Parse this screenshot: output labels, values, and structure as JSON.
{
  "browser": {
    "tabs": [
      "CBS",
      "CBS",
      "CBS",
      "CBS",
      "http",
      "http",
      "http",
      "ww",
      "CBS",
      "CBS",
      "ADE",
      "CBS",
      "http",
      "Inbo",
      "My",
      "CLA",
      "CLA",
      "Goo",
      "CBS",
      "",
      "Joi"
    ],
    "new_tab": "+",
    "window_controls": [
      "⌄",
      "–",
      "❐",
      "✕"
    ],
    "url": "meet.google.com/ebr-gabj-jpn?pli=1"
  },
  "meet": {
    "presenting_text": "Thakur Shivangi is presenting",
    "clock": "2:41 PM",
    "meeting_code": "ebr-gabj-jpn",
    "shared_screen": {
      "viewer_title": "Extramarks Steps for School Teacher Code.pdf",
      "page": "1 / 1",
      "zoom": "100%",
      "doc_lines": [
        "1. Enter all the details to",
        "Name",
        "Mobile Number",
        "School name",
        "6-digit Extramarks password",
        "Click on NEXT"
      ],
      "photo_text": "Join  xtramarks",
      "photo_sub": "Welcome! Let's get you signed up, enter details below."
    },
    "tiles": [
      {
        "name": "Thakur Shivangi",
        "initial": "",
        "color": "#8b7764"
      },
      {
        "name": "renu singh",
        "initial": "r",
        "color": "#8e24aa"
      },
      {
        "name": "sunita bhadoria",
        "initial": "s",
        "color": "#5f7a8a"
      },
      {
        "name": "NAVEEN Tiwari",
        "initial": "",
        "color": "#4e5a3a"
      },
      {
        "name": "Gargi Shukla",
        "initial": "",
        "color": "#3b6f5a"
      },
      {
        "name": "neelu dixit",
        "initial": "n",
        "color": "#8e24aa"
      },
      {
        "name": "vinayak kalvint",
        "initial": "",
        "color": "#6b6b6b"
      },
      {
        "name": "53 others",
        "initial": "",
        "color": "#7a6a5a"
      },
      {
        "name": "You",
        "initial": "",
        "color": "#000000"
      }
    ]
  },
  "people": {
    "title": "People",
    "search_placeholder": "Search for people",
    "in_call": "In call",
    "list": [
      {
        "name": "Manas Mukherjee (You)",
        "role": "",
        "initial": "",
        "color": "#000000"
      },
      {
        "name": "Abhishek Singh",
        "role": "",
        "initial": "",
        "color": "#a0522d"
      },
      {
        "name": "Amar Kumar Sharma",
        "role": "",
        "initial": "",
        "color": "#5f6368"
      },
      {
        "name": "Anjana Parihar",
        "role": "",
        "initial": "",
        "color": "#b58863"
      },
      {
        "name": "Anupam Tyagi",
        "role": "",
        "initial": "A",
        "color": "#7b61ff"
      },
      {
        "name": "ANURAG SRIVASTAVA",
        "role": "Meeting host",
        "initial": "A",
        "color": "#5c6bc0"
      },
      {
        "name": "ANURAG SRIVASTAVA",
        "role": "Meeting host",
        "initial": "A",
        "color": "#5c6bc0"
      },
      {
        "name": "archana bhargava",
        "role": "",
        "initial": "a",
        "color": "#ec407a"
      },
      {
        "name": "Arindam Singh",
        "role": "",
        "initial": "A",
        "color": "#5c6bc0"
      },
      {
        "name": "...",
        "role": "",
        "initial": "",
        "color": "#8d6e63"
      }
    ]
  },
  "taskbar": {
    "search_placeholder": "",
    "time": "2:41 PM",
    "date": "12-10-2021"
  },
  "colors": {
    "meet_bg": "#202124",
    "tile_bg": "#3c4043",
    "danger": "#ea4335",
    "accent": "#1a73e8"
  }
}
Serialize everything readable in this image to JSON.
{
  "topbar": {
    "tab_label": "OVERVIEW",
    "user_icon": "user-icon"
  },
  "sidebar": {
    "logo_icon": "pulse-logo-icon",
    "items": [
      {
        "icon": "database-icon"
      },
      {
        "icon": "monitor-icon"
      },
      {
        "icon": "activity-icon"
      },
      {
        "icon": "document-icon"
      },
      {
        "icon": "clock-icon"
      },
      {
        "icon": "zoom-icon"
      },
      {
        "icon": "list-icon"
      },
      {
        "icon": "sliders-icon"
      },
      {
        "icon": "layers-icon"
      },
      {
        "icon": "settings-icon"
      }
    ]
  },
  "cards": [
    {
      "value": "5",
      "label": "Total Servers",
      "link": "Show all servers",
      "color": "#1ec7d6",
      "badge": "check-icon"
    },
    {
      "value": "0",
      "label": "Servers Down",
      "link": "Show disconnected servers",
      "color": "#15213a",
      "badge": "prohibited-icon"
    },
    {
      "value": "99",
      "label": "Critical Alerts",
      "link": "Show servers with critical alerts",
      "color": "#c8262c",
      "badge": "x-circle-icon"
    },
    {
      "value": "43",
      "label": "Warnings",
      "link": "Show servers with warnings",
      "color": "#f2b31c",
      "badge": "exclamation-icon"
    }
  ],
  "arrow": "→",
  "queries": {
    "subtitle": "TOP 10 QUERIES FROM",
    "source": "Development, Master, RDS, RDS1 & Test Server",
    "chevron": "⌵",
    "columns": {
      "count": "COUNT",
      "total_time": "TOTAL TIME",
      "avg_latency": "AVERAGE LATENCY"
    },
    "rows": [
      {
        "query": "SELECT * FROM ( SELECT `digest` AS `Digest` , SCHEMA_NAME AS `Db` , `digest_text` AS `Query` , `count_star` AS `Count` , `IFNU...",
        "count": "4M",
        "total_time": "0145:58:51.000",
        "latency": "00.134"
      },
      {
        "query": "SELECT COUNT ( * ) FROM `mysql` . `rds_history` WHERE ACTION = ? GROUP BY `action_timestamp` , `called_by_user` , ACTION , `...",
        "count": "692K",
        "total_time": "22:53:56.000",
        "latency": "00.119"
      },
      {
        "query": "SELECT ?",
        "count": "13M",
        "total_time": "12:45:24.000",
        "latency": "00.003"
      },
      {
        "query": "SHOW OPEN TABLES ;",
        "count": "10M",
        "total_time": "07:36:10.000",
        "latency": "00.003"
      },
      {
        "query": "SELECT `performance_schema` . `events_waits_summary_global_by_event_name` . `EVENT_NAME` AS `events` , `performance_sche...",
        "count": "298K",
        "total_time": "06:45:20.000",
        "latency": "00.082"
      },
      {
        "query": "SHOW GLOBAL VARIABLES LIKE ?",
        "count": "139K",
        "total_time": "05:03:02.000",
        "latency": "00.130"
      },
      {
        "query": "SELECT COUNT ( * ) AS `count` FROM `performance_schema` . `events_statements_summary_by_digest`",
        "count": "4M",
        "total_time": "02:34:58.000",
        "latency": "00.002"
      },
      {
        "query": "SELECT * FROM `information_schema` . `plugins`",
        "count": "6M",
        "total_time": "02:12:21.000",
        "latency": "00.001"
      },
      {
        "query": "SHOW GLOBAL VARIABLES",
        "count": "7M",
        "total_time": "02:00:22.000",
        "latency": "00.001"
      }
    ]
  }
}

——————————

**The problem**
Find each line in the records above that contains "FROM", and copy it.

**Solution**
    "subtitle": "TOP 10 QUERIES FROM",
        "query": "SELECT * FROM ( SELECT `digest` AS `Digest` , SCHEMA_NAME AS `Db` , `digest_text` AS `Query` , `count_star` AS `Count` , `IFNU...",
        "query": "SELECT COUNT ( * ) FROM `mysql` . `rds_history` WHERE ACTION = ? GROUP BY `action_timestamp` , `called_by_user` , ACTION , `...",
        "query": "SELECT COUNT ( * ) AS `count` FROM `performance_schema` . `events_statements_summary_by_digest`",
        "query": "SELECT * FROM `information_schema` . `plugins`",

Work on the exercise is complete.